Records from a collection:

----------

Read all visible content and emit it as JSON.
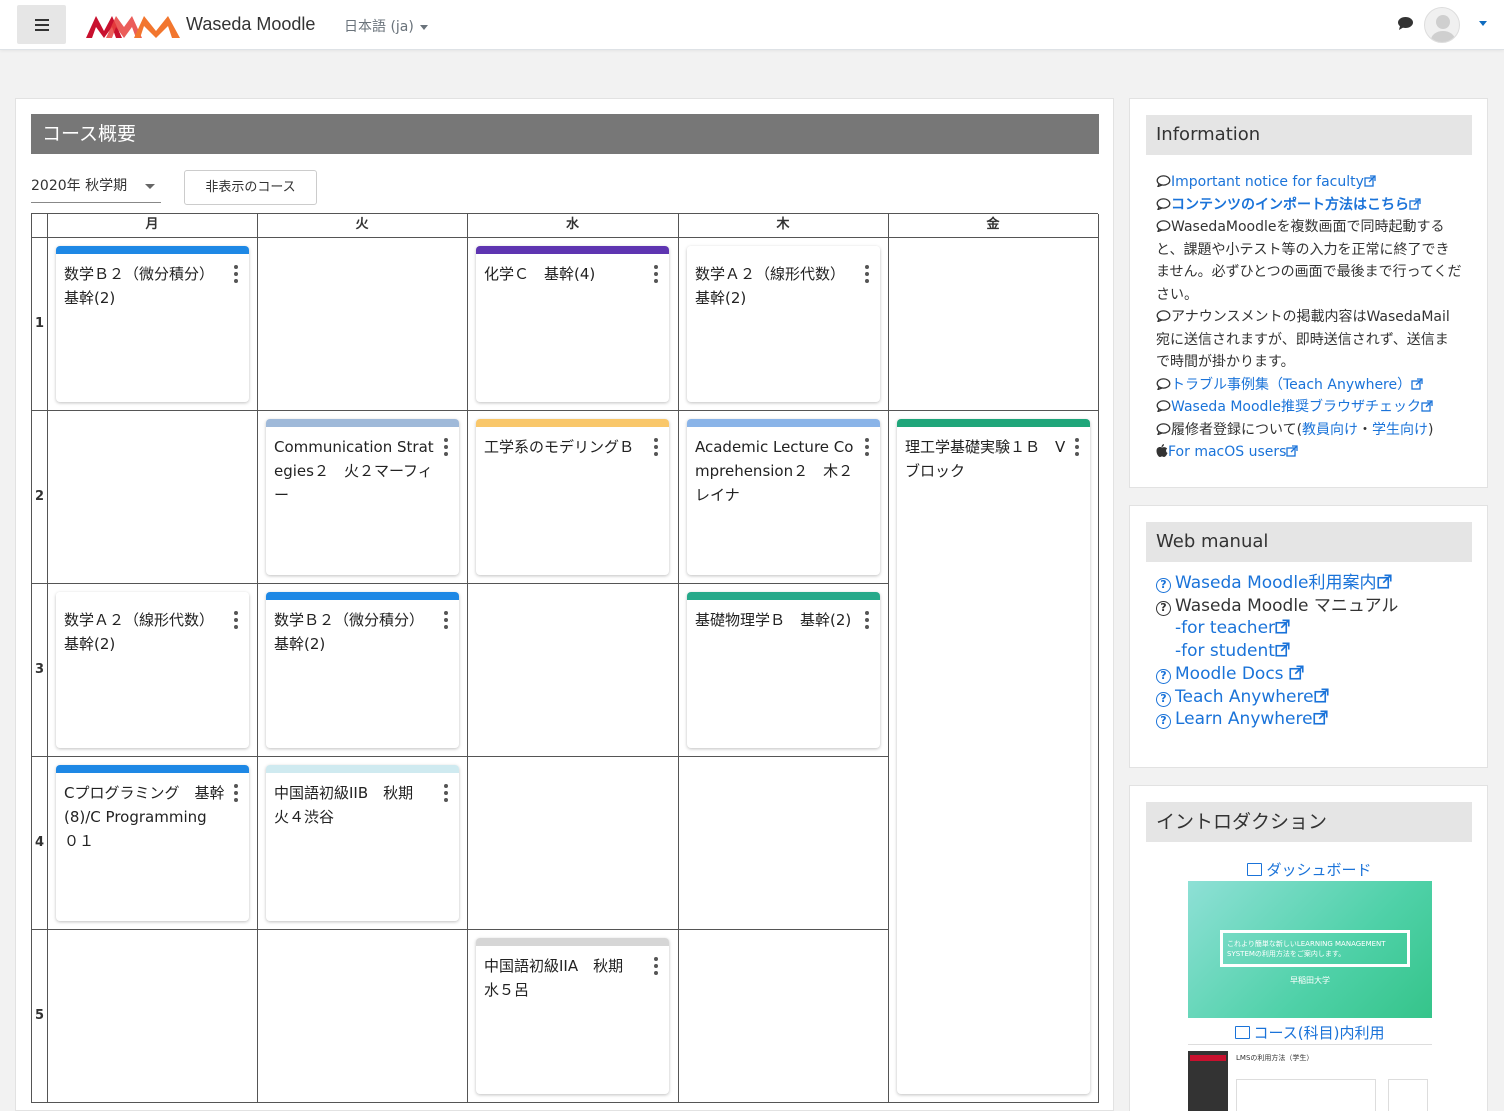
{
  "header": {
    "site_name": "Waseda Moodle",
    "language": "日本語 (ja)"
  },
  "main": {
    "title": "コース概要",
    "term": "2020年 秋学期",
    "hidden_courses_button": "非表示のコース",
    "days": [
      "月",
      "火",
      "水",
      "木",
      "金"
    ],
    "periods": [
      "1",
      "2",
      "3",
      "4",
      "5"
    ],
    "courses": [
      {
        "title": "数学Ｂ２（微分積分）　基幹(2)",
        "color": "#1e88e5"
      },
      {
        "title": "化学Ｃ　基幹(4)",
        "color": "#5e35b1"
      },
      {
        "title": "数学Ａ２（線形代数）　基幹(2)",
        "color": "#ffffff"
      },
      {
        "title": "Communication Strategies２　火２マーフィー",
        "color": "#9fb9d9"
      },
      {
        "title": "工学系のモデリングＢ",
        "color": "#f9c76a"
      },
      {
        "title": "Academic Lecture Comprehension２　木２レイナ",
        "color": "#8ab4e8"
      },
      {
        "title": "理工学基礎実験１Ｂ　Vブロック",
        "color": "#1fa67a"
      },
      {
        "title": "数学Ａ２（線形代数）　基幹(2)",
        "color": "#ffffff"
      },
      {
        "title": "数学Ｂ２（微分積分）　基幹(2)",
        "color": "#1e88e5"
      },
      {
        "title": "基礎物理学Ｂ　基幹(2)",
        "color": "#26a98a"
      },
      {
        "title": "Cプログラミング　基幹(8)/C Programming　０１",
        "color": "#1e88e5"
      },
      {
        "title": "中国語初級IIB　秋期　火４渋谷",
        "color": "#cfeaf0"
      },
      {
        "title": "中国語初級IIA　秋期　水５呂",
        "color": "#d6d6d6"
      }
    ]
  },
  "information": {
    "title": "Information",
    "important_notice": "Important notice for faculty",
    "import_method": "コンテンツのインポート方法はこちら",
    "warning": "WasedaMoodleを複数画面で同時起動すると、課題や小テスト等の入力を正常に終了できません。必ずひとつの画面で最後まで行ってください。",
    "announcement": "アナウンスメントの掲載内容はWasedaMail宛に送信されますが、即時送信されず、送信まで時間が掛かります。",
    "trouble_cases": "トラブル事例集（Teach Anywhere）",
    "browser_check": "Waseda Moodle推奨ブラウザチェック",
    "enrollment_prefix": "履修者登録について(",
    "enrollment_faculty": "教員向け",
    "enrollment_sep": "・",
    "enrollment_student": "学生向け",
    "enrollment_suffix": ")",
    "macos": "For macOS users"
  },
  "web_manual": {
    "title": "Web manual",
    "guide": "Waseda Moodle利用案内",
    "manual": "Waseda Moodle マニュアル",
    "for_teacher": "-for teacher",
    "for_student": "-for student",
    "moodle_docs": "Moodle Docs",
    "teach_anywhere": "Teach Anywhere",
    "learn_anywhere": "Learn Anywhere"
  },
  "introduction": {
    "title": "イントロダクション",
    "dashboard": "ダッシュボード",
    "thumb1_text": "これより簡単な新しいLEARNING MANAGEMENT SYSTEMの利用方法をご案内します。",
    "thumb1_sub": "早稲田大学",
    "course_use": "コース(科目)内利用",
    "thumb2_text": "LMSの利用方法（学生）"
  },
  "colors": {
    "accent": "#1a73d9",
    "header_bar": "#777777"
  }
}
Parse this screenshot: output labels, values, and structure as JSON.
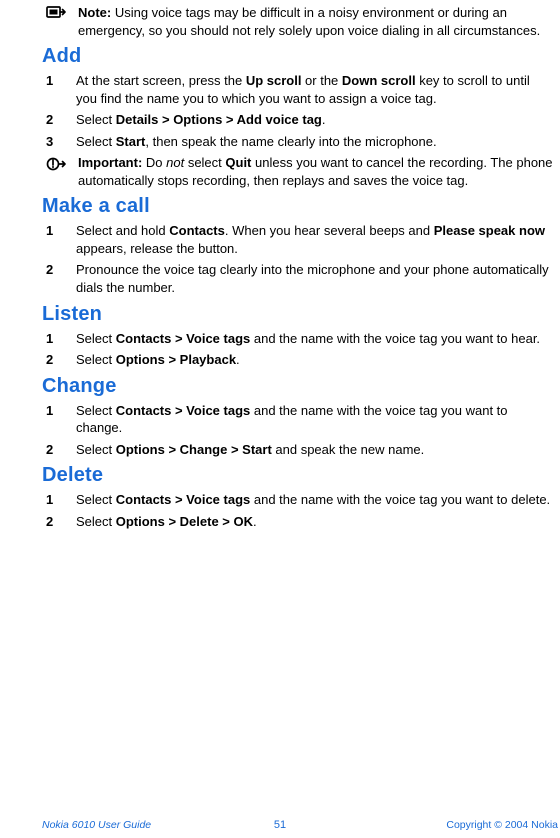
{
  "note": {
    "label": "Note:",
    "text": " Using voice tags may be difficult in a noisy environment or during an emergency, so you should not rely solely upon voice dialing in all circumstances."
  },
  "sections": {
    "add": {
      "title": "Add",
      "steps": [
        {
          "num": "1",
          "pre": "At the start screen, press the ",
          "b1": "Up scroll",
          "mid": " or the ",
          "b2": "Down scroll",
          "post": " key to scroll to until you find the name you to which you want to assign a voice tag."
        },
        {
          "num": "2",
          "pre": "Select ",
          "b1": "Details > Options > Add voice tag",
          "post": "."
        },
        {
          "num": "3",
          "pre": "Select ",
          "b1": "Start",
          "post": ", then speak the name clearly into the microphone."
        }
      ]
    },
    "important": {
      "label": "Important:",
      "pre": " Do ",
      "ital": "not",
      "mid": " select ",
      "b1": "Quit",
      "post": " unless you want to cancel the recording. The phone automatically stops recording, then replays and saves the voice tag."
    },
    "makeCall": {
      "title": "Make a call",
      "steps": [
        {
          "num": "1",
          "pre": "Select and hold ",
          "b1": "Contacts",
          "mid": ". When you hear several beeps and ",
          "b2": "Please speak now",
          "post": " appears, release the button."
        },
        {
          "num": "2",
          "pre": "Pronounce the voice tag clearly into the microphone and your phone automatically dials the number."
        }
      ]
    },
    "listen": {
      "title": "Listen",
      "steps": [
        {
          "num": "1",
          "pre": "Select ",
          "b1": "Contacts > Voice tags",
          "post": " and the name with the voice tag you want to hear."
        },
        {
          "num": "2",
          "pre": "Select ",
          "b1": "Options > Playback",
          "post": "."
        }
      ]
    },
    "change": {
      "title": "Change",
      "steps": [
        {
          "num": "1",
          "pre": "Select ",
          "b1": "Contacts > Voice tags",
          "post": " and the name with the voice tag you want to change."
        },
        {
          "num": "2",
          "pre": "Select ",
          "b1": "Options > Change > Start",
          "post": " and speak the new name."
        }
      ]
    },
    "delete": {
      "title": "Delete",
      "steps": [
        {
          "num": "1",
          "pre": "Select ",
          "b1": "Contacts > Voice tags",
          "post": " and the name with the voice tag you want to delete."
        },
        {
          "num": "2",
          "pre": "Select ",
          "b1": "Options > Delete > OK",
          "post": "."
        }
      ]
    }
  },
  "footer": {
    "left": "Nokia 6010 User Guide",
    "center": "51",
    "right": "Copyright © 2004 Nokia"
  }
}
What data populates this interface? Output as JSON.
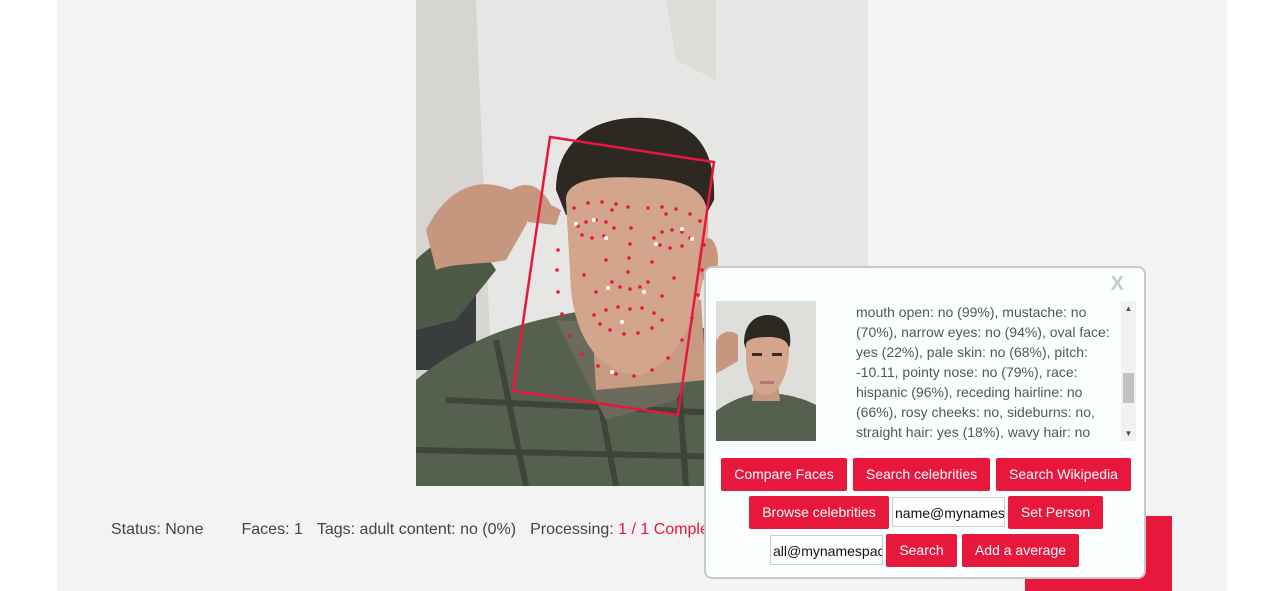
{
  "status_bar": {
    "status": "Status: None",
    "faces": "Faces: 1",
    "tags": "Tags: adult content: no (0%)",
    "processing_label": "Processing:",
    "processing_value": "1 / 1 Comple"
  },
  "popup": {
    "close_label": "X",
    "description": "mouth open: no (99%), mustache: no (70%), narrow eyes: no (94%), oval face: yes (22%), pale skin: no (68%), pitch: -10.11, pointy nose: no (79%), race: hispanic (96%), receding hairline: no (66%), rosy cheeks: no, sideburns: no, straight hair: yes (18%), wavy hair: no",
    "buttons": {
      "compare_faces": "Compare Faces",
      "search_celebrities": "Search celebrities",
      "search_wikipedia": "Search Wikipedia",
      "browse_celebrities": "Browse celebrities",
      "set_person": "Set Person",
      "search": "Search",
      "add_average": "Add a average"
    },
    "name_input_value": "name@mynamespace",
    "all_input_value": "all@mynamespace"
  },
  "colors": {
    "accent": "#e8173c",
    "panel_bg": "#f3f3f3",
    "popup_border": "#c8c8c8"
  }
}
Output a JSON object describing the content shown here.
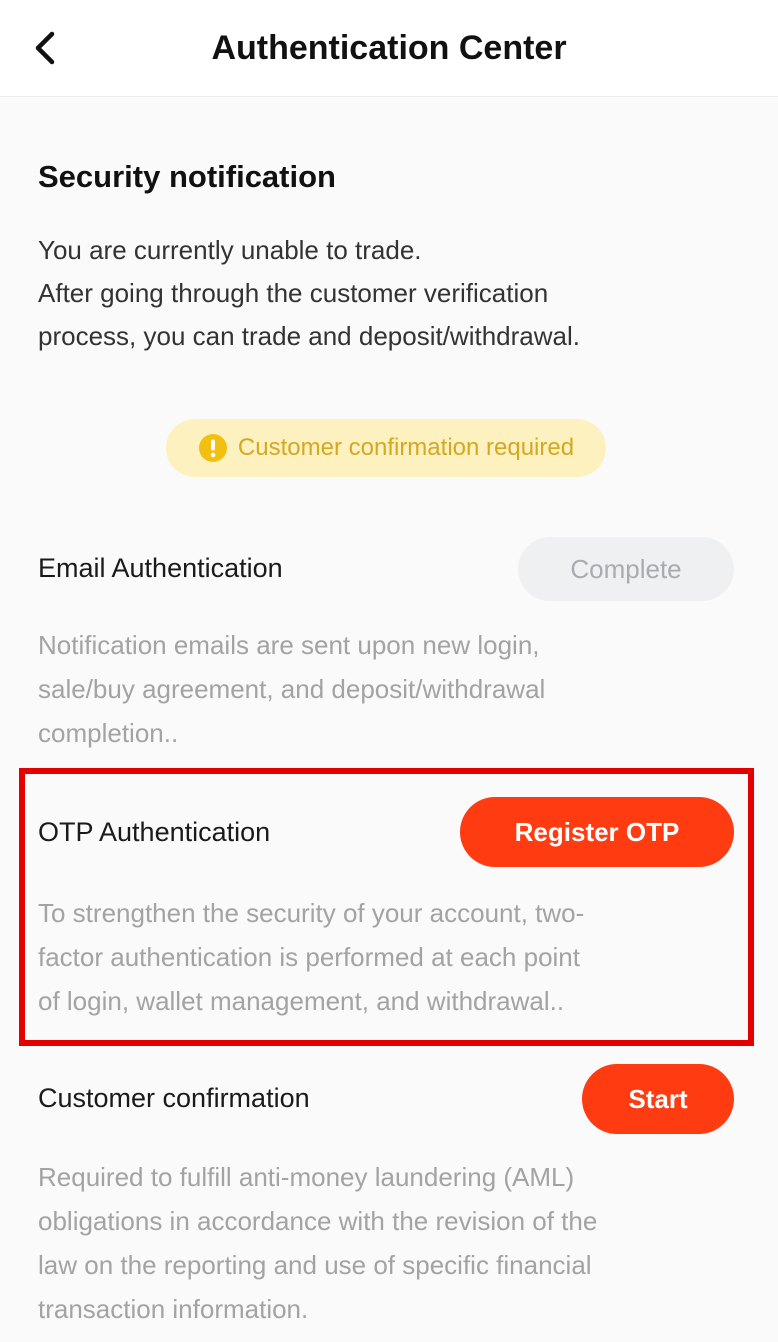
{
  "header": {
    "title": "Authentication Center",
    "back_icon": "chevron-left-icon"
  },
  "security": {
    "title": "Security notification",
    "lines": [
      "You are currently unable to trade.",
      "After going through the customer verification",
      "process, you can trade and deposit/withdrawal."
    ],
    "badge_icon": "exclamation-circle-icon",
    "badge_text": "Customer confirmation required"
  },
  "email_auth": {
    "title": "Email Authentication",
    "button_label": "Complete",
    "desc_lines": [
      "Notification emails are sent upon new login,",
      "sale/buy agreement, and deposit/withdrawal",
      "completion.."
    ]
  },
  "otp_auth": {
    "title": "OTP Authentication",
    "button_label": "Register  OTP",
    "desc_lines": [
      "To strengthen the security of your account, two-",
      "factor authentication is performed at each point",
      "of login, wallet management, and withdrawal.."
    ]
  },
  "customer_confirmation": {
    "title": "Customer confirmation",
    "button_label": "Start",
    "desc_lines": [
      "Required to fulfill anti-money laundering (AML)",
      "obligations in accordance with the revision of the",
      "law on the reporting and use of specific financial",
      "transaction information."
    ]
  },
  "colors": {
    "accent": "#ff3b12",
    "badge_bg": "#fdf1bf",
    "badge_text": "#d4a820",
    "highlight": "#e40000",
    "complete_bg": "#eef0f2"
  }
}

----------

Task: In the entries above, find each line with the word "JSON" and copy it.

Completed task:
Read all visible content and emit it as JSON.
Parse this screenshot: output labels, values, and structure as JSON.
What data populates this interface? Output as JSON.
Output a JSON object describing the content shown here.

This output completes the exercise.